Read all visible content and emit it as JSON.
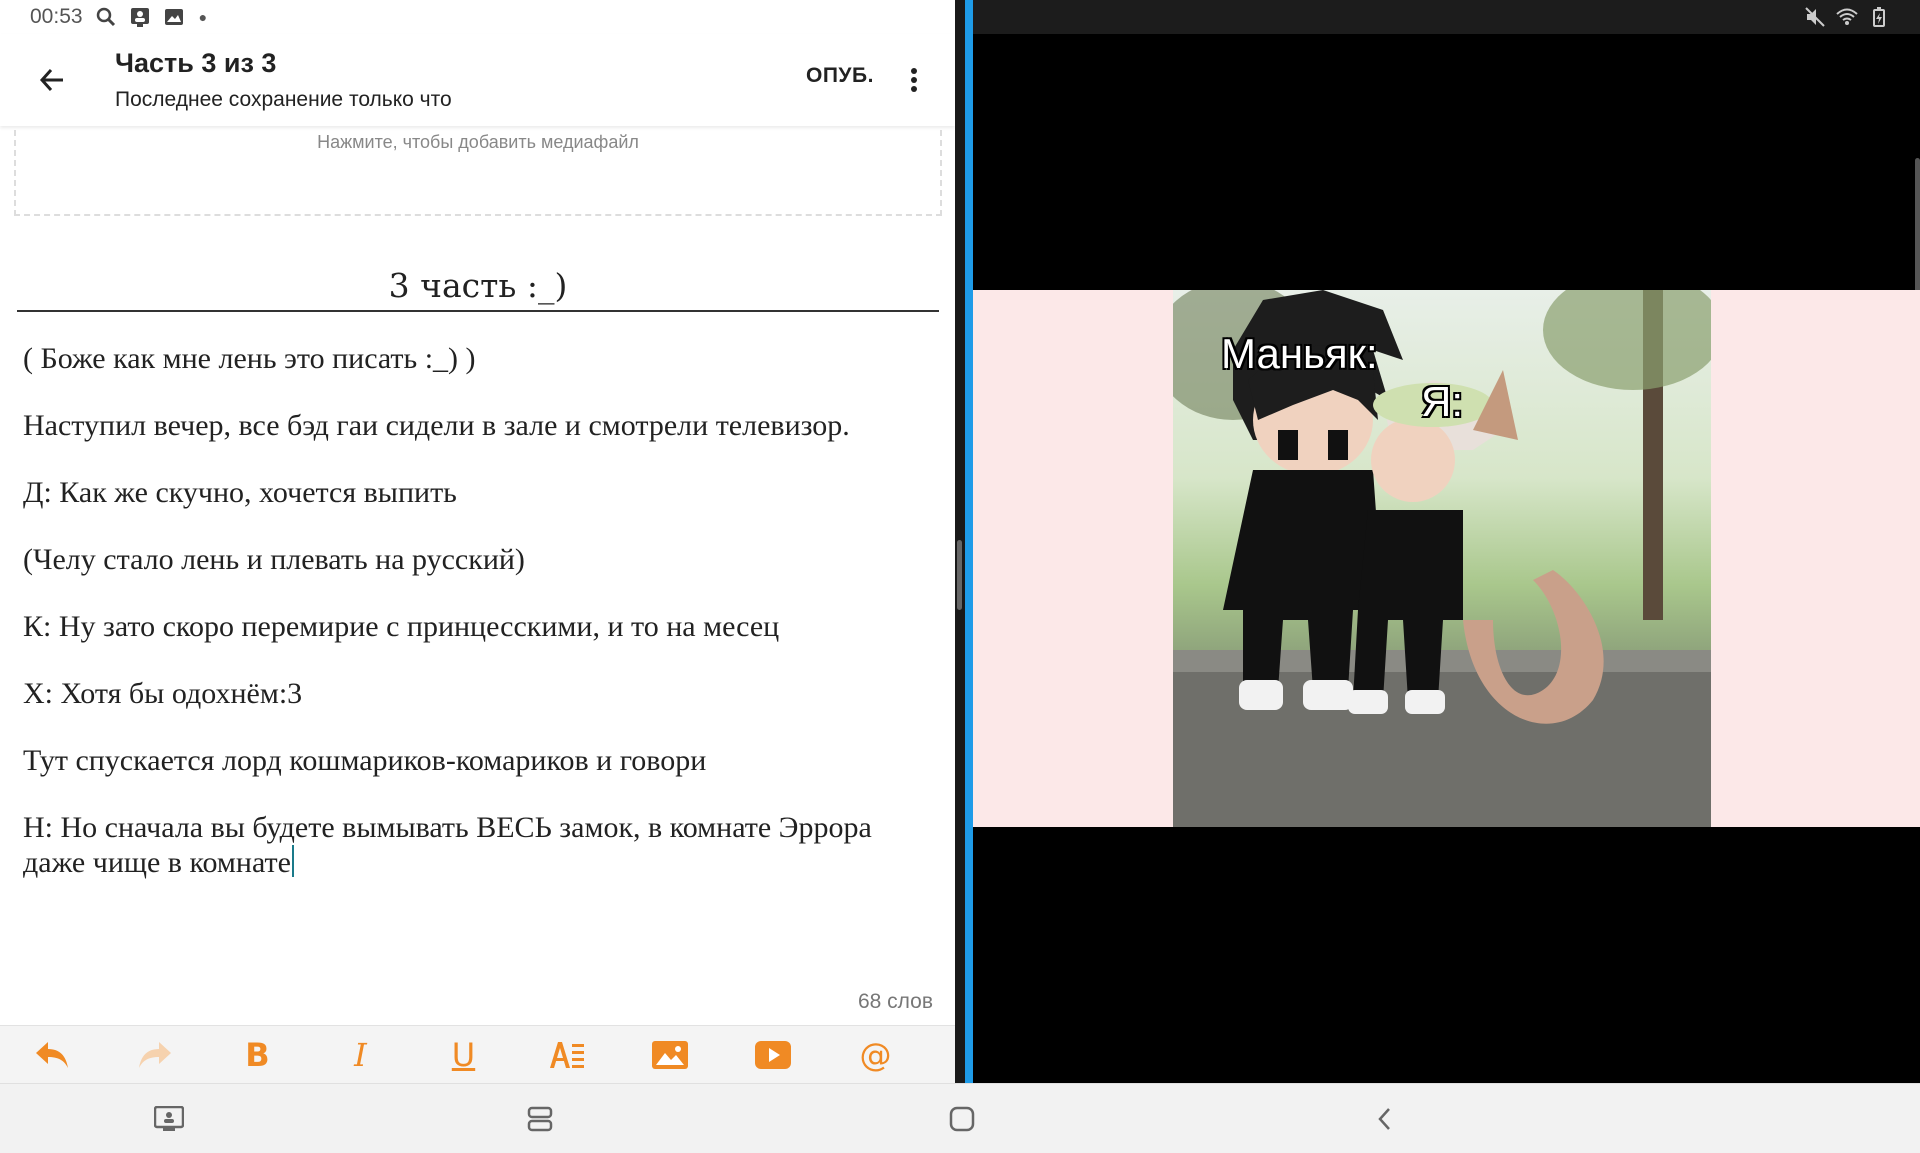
{
  "status_bar": {
    "time": "00:53",
    "left_icons": [
      "search-icon",
      "contact-card-icon",
      "image-icon"
    ],
    "right_icons": [
      "mute-icon",
      "wifi-icon",
      "battery-icon"
    ]
  },
  "editor": {
    "part_title": "Часть 3 из 3",
    "save_status": "Последнее сохранение только что",
    "publish_label": "ОПУБ.",
    "media_hint": "Нажмите, чтобы добавить медиафайл",
    "chapter_title": "3 часть :_)",
    "paragraphs": [
      "( Боже как мне лень это писать :_) )",
      "Наступил вечер, все бэд гаи сидели в зале и смотрели телевизор.",
      "Д: Как же скучно, хочется выпить",
      "(Челу стало лень и плевать на русский)",
      "К: Ну зато скоро перемирие с принцесскими, и то на месец",
      "Х: Хотя бы одохнём:3",
      "Тут спускается лорд кошмариков-комариков и говори",
      "Н: Но сначала вы будете вымывать ВЕСЬ замок, в комнате Эррора даже чище в комнате"
    ],
    "word_count": "68 слов",
    "format_toolbar": {
      "bold": "B",
      "italic": "I",
      "underline": "U",
      "at": "@"
    },
    "accent_color": "#f08a24"
  },
  "video": {
    "caption_left": "Маньяк:",
    "caption_right": "Я:"
  },
  "divider_color": "#1e9be8"
}
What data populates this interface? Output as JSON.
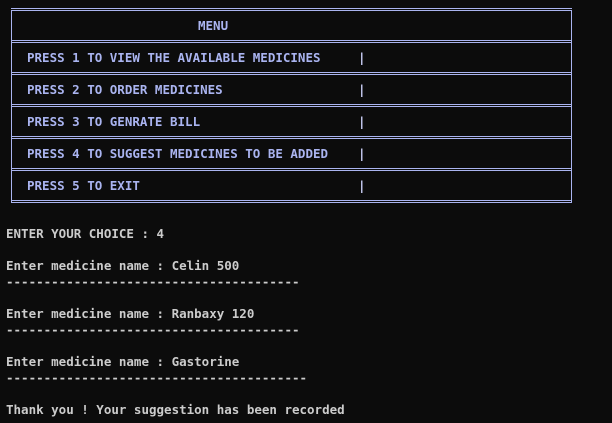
{
  "menu": {
    "title": "MENU",
    "options": [
      "PRESS 1 TO VIEW THE AVAILABLE MEDICINES",
      "PRESS 2 TO ORDER MEDICINES",
      "PRESS 3 TO GENRATE BILL",
      "PRESS 4 TO SUGGEST MEDICINES TO BE ADDED",
      "PRESS 5 TO EXIT"
    ],
    "option_pipe": "|"
  },
  "console": {
    "choice_prompt": "ENTER YOUR CHOICE : ",
    "choice_value": "4",
    "entries": [
      {
        "prompt": "Enter medicine name : ",
        "value": "Celin 500",
        "separator": "---------------------------------------"
      },
      {
        "prompt": "Enter medicine name : ",
        "value": "Ranbaxy 120",
        "separator": "---------------------------------------"
      },
      {
        "prompt": "Enter medicine name : ",
        "value": "Gastorine",
        "separator": "----------------------------------------"
      }
    ],
    "final_message": "Thank you ! Your suggestion has been recorded"
  },
  "colors": {
    "background": "#0c0c0c",
    "menu_border": "#aab4f0",
    "menu_text": "#aab4f0",
    "console_text": "#cccccc"
  }
}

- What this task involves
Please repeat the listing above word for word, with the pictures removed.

- Answer to this task
Read all visible content and emit it as JSON.
{
  "status_bar": {
    "time": "00:53",
    "left_icons": [
      "search-icon",
      "contact-card-icon",
      "image-icon"
    ],
    "right_icons": [
      "mute-icon",
      "wifi-icon",
      "battery-icon"
    ]
  },
  "editor": {
    "part_title": "Часть 3 из 3",
    "save_status": "Последнее сохранение только что",
    "publish_label": "ОПУБ.",
    "media_hint": "Нажмите, чтобы добавить медиафайл",
    "chapter_title": "3 часть :_)",
    "paragraphs": [
      "( Боже как мне лень это писать :_) )",
      "Наступил вечер, все бэд гаи сидели в зале и смотрели телевизор.",
      "Д: Как же скучно, хочется выпить",
      "(Челу стало лень и плевать на русский)",
      "К: Ну зато скоро перемирие с принцесскими, и то на месец",
      "Х: Хотя бы одохнём:3",
      "Тут спускается лорд кошмариков-комариков и говори",
      "Н: Но сначала вы будете вымывать ВЕСЬ замок, в комнате Эррора даже чище в комнате"
    ],
    "word_count": "68 слов",
    "format_toolbar": {
      "bold": "B",
      "italic": "I",
      "underline": "U",
      "at": "@"
    },
    "accent_color": "#f08a24"
  },
  "video": {
    "caption_left": "Маньяк:",
    "caption_right": "Я:"
  },
  "divider_color": "#1e9be8"
}
What data populates this interface? Output as JSON.
{
  "menu": {
    "title": "MENU",
    "options": [
      "PRESS 1 TO VIEW THE AVAILABLE MEDICINES",
      "PRESS 2 TO ORDER MEDICINES",
      "PRESS 3 TO GENRATE BILL",
      "PRESS 4 TO SUGGEST MEDICINES TO BE ADDED",
      "PRESS 5 TO EXIT"
    ],
    "option_pipe": "|"
  },
  "console": {
    "choice_prompt": "ENTER YOUR CHOICE : ",
    "choice_value": "4",
    "entries": [
      {
        "prompt": "Enter medicine name : ",
        "value": "Celin 500",
        "separator": "---------------------------------------"
      },
      {
        "prompt": "Enter medicine name : ",
        "value": "Ranbaxy 120",
        "separator": "---------------------------------------"
      },
      {
        "prompt": "Enter medicine name : ",
        "value": "Gastorine",
        "separator": "----------------------------------------"
      }
    ],
    "final_message": "Thank you ! Your suggestion has been recorded"
  },
  "colors": {
    "background": "#0c0c0c",
    "menu_border": "#aab4f0",
    "menu_text": "#aab4f0",
    "console_text": "#cccccc"
  }
}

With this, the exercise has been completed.